Look through the records below, and copy out every line that holds the string "number".

(Web page and app entries)
------------------------------------------------------------------------

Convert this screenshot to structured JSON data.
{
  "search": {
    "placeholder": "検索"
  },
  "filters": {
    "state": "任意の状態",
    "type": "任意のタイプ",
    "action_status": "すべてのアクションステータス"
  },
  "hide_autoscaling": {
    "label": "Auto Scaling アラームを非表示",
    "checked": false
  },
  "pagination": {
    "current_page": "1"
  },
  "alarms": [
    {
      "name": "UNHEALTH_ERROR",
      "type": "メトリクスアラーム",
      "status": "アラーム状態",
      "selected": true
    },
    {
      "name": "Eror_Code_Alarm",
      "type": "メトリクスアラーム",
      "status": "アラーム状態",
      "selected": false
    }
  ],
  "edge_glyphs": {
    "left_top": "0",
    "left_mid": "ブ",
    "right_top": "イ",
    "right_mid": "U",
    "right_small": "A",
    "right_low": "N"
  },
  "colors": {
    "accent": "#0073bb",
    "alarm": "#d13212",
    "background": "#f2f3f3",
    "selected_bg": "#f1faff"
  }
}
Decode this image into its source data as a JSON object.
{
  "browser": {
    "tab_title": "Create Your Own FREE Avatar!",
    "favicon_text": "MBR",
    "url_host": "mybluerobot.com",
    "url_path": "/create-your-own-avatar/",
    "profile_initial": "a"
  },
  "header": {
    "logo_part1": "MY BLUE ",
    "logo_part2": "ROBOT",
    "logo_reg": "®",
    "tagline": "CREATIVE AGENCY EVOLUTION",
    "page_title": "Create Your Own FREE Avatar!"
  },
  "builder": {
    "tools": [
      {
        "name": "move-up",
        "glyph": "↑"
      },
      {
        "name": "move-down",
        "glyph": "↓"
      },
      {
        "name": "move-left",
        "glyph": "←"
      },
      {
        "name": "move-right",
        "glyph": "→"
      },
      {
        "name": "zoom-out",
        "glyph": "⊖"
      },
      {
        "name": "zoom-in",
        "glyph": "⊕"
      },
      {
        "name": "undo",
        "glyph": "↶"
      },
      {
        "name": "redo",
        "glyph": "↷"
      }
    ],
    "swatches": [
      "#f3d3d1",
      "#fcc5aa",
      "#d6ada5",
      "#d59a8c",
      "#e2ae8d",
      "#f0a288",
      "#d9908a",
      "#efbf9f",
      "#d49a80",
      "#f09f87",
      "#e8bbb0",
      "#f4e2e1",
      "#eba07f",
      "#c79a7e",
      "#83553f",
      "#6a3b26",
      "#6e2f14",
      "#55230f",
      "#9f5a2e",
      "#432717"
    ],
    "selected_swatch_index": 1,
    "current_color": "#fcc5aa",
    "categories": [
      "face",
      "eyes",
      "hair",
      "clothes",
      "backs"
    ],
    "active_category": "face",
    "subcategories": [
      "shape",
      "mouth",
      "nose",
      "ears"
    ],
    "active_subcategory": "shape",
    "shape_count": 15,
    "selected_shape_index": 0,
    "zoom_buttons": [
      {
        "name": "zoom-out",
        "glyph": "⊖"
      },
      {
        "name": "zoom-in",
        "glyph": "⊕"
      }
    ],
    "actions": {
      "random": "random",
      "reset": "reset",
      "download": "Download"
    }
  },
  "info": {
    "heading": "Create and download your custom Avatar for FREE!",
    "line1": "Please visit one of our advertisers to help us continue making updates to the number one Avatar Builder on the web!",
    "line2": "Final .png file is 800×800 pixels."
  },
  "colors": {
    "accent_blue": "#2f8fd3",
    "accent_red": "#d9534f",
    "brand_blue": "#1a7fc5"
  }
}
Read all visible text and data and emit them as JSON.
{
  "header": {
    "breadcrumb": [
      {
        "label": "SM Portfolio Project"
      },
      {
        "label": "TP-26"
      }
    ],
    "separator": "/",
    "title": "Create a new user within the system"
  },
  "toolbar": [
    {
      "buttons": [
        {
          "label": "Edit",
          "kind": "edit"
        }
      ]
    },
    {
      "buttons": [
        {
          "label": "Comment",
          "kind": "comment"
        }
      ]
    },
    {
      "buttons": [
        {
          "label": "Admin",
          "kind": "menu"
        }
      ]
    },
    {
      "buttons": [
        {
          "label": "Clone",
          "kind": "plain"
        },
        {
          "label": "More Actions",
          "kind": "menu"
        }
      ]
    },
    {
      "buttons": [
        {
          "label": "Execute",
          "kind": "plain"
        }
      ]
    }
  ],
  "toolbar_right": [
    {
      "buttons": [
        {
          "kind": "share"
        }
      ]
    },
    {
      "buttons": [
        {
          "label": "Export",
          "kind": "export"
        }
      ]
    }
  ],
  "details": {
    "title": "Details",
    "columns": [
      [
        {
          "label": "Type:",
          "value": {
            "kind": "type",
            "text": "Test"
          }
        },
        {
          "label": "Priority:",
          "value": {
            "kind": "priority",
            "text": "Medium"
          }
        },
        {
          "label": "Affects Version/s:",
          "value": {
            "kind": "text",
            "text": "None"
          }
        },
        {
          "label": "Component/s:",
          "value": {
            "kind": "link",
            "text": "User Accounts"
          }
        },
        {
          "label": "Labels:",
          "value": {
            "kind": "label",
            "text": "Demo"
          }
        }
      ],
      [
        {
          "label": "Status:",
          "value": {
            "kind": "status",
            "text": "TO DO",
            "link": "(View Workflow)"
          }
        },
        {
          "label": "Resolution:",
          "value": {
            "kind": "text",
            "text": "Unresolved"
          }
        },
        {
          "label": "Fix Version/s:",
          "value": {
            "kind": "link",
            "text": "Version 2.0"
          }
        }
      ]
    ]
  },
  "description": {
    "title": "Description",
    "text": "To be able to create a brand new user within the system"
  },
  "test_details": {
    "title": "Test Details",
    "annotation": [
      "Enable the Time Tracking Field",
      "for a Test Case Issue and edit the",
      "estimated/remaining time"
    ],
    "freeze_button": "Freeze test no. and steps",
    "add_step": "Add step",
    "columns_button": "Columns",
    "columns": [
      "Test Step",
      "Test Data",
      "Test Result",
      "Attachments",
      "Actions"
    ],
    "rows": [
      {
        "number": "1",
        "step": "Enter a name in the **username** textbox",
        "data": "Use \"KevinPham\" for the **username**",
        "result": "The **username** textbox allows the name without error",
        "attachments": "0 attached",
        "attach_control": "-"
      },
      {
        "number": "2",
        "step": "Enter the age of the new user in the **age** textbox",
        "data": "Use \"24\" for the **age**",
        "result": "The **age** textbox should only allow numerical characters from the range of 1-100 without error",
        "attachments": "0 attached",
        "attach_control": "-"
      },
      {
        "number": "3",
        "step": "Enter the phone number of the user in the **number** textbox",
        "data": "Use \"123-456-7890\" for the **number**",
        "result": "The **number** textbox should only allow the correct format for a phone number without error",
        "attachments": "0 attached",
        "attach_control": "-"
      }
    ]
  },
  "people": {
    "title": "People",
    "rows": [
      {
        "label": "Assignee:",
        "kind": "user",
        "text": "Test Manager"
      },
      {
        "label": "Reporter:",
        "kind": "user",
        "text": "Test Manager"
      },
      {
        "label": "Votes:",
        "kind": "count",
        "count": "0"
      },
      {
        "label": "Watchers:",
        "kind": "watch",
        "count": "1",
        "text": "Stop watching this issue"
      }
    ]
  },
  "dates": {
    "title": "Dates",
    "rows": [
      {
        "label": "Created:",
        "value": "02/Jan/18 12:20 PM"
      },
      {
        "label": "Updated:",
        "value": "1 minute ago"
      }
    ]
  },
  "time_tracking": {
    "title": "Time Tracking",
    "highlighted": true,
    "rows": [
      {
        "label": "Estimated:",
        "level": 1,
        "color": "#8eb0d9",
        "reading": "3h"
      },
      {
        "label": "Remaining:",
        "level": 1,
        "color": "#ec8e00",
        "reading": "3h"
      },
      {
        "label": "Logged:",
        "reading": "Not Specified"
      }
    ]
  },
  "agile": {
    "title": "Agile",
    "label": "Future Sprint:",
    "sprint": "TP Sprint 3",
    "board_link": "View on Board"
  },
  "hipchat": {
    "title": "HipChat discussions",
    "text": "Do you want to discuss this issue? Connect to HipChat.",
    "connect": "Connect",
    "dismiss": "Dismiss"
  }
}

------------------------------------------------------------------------

• _SOLUTION BELOW_
    "line1": "Please visit one of our advertisers to help us continue making updates to the number one Avatar Builder on the web!",
        "number": "1",
        "number": "2",
        "number": "3",
        "step": "Enter the phone number of the user in the **number** textbox",
        "data": "Use \"123-456-7890\" for the **number**",
        "result": "The **number** textbox should only allow the correct format for a phone number without error",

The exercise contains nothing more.